**DIRECTIONS FOR THIS TASK**: The response must restate all of the data word for word.

**DATA SHOWN**:

== Segment start ==

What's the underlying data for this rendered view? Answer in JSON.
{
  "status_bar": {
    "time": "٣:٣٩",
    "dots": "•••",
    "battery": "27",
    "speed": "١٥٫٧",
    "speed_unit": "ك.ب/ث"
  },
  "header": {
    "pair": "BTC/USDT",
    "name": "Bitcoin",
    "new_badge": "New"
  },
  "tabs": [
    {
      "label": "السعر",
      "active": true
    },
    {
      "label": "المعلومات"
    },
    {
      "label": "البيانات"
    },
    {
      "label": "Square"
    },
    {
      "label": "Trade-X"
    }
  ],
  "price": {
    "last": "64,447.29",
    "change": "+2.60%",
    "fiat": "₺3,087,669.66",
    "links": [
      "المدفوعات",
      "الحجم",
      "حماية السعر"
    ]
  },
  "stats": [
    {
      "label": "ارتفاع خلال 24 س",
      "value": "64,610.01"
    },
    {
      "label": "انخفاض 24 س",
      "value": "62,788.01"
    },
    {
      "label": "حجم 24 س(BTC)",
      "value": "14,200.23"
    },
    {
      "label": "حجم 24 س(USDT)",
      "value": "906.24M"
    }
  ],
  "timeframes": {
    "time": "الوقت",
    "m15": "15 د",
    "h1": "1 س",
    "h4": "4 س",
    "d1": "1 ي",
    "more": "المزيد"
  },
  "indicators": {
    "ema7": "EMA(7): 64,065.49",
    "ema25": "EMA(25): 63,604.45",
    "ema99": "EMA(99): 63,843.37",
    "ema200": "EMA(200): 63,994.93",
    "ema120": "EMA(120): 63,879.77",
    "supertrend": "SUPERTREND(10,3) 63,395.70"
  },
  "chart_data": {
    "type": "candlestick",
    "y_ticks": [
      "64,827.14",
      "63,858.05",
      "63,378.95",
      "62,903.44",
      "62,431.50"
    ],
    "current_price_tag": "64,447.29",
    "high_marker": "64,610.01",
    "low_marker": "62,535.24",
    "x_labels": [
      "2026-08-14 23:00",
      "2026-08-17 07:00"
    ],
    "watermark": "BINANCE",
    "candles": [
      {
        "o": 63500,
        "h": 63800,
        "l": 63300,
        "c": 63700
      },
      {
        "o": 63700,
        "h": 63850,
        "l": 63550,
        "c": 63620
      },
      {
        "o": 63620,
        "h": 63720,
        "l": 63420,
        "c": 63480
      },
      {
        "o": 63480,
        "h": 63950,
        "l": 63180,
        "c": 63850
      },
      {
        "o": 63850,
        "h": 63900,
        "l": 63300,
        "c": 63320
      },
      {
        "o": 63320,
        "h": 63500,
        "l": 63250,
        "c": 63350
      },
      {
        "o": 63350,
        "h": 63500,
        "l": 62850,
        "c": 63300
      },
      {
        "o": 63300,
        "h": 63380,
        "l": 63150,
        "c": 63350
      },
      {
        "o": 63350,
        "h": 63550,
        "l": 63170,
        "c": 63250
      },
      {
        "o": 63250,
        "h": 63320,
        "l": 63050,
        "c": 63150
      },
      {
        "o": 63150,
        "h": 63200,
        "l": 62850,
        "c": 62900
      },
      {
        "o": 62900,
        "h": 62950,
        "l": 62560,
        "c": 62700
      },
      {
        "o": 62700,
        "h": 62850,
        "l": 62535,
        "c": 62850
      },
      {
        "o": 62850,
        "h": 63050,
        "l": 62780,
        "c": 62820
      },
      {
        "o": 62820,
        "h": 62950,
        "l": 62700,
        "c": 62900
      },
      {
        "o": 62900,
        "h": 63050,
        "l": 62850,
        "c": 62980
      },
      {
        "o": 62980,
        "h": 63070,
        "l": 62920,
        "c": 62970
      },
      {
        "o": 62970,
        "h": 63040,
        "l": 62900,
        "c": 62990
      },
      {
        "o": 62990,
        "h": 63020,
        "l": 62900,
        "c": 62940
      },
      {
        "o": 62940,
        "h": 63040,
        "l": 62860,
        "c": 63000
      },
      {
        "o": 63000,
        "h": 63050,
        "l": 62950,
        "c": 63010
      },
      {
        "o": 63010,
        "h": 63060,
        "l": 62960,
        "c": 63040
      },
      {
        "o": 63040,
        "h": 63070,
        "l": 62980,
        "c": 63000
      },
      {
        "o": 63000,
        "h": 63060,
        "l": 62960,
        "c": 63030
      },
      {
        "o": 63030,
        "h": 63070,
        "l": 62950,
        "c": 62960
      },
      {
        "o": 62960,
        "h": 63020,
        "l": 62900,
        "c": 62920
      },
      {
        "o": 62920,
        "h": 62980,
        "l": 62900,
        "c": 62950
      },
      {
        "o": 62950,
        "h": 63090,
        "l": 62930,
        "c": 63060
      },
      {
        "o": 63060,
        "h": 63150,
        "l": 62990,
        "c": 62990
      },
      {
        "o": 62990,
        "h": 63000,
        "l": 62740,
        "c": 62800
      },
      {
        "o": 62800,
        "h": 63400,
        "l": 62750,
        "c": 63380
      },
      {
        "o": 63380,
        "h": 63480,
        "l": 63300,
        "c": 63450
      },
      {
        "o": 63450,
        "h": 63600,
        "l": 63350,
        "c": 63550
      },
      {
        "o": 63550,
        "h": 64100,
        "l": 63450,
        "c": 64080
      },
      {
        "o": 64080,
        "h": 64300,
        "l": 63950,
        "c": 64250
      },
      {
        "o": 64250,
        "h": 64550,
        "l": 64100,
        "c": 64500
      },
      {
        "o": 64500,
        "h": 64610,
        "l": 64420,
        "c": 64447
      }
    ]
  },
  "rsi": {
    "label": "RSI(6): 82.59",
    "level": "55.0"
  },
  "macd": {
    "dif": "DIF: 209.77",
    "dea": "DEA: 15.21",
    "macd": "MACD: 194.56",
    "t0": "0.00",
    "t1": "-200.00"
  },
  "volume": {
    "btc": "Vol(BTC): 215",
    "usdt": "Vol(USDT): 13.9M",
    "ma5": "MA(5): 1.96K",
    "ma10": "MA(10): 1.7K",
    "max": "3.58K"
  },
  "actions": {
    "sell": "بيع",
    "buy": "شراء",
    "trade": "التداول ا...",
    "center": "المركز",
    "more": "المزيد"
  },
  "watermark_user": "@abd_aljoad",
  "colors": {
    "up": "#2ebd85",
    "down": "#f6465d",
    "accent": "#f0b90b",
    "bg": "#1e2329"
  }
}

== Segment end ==

**SOLUTION TO THE PROBLEM**:
What's the underlying data for this rendered view? Answer in JSON.
{
  "status_bar": {
    "time": "٣:٣٩",
    "dots": "•••",
    "battery": "27",
    "speed": "١٥٫٧",
    "speed_unit": "ك.ب/ث"
  },
  "header": {
    "pair": "BTC/USDT",
    "name": "Bitcoin",
    "new_badge": "New"
  },
  "tabs": [
    {
      "label": "السعر",
      "active": true
    },
    {
      "label": "المعلومات"
    },
    {
      "label": "البيانات"
    },
    {
      "label": "Square"
    },
    {
      "label": "Trade-X"
    }
  ],
  "price": {
    "last": "64,447.29",
    "change": "+2.60%",
    "fiat": "₺3,087,669.66",
    "links": [
      "المدفوعات",
      "الحجم",
      "حماية السعر"
    ]
  },
  "stats": [
    {
      "label": "ارتفاع خلال 24 س",
      "value": "64,610.01"
    },
    {
      "label": "انخفاض 24 س",
      "value": "62,788.01"
    },
    {
      "label": "حجم 24 س(BTC)",
      "value": "14,200.23"
    },
    {
      "label": "حجم 24 س(USDT)",
      "value": "906.24M"
    }
  ],
  "timeframes": {
    "time": "الوقت",
    "m15": "15 د",
    "h1": "1 س",
    "h4": "4 س",
    "d1": "1 ي",
    "more": "المزيد"
  },
  "indicators": {
    "ema7": "EMA(7): 64,065.49",
    "ema25": "EMA(25): 63,604.45",
    "ema99": "EMA(99): 63,843.37",
    "ema200": "EMA(200): 63,994.93",
    "ema120": "EMA(120): 63,879.77",
    "supertrend": "SUPERTREND(10,3) 63,395.70"
  },
  "chart_data": {
    "type": "candlestick",
    "y_ticks": [
      "64,827.14",
      "63,858.05",
      "63,378.95",
      "62,903.44",
      "62,431.50"
    ],
    "current_price_tag": "64,447.29",
    "high_marker": "64,610.01",
    "low_marker": "62,535.24",
    "x_labels": [
      "2026-08-14 23:00",
      "2026-08-17 07:00"
    ],
    "watermark": "BINANCE",
    "candles": [
      {
        "o": 63500,
        "h": 63800,
        "l": 63300,
        "c": 63700
      },
      {
        "o": 63700,
        "h": 63850,
        "l": 63550,
        "c": 63620
      },
      {
        "o": 63620,
        "h": 63720,
        "l": 63420,
        "c": 63480
      },
      {
        "o": 63480,
        "h": 63950,
        "l": 63180,
        "c": 63850
      },
      {
        "o": 63850,
        "h": 63900,
        "l": 63300,
        "c": 63320
      },
      {
        "o": 63320,
        "h": 63500,
        "l": 63250,
        "c": 63350
      },
      {
        "o": 63350,
        "h": 63500,
        "l": 62850,
        "c": 63300
      },
      {
        "o": 63300,
        "h": 63380,
        "l": 63150,
        "c": 63350
      },
      {
        "o": 63350,
        "h": 63550,
        "l": 63170,
        "c": 63250
      },
      {
        "o": 63250,
        "h": 63320,
        "l": 63050,
        "c": 63150
      },
      {
        "o": 63150,
        "h": 63200,
        "l": 62850,
        "c": 62900
      },
      {
        "o": 62900,
        "h": 62950,
        "l": 62560,
        "c": 62700
      },
      {
        "o": 62700,
        "h": 62850,
        "l": 62535,
        "c": 62850
      },
      {
        "o": 62850,
        "h": 63050,
        "l": 62780,
        "c": 62820
      },
      {
        "o": 62820,
        "h": 62950,
        "l": 62700,
        "c": 62900
      },
      {
        "o": 62900,
        "h": 63050,
        "l": 62850,
        "c": 62980
      },
      {
        "o": 62980,
        "h": 63070,
        "l": 62920,
        "c": 62970
      },
      {
        "o": 62970,
        "h": 63040,
        "l": 62900,
        "c": 62990
      },
      {
        "o": 62990,
        "h": 63020,
        "l": 62900,
        "c": 62940
      },
      {
        "o": 62940,
        "h": 63040,
        "l": 62860,
        "c": 63000
      },
      {
        "o": 63000,
        "h": 63050,
        "l": 62950,
        "c": 63010
      },
      {
        "o": 63010,
        "h": 63060,
        "l": 62960,
        "c": 63040
      },
      {
        "o": 63040,
        "h": 63070,
        "l": 62980,
        "c": 63000
      },
      {
        "o": 63000,
        "h": 63060,
        "l": 62960,
        "c": 63030
      },
      {
        "o": 63030,
        "h": 63070,
        "l": 62950,
        "c": 62960
      },
      {
        "o": 62960,
        "h": 63020,
        "l": 62900,
        "c": 62920
      },
      {
        "o": 62920,
        "h": 62980,
        "l": 62900,
        "c": 62950
      },
      {
        "o": 62950,
        "h": 63090,
        "l": 62930,
        "c": 63060
      },
      {
        "o": 63060,
        "h": 63150,
        "l": 62990,
        "c": 62990
      },
      {
        "o": 62990,
        "h": 63000,
        "l": 62740,
        "c": 62800
      },
      {
        "o": 62800,
        "h": 63400,
        "l": 62750,
        "c": 63380
      },
      {
        "o": 63380,
        "h": 63480,
        "l": 63300,
        "c": 63450
      },
      {
        "o": 63450,
        "h": 63600,
        "l": 63350,
        "c": 63550
      },
      {
        "o": 63550,
        "h": 64100,
        "l": 63450,
        "c": 64080
      },
      {
        "o": 64080,
        "h": 64300,
        "l": 63950,
        "c": 64250
      },
      {
        "o": 64250,
        "h": 64550,
        "l": 64100,
        "c": 64500
      },
      {
        "o": 64500,
        "h": 64610,
        "l": 64420,
        "c": 64447
      }
    ]
  },
  "rsi": {
    "label": "RSI(6): 82.59",
    "level": "55.0"
  },
  "macd": {
    "dif": "DIF: 209.77",
    "dea": "DEA: 15.21",
    "macd": "MACD: 194.56",
    "t0": "0.00",
    "t1": "-200.00"
  },
  "volume": {
    "btc": "Vol(BTC): 215",
    "usdt": "Vol(USDT): 13.9M",
    "ma5": "MA(5): 1.96K",
    "ma10": "MA(10): 1.7K",
    "max": "3.58K"
  },
  "actions": {
    "sell": "بيع",
    "buy": "شراء",
    "trade": "التداول ا...",
    "center": "المركز",
    "more": "المزيد"
  },
  "watermark_user": "@abd_aljoad",
  "colors": {
    "up": "#2ebd85",
    "down": "#f6465d",
    "accent": "#f0b90b",
    "bg": "#1e2329"
  }
}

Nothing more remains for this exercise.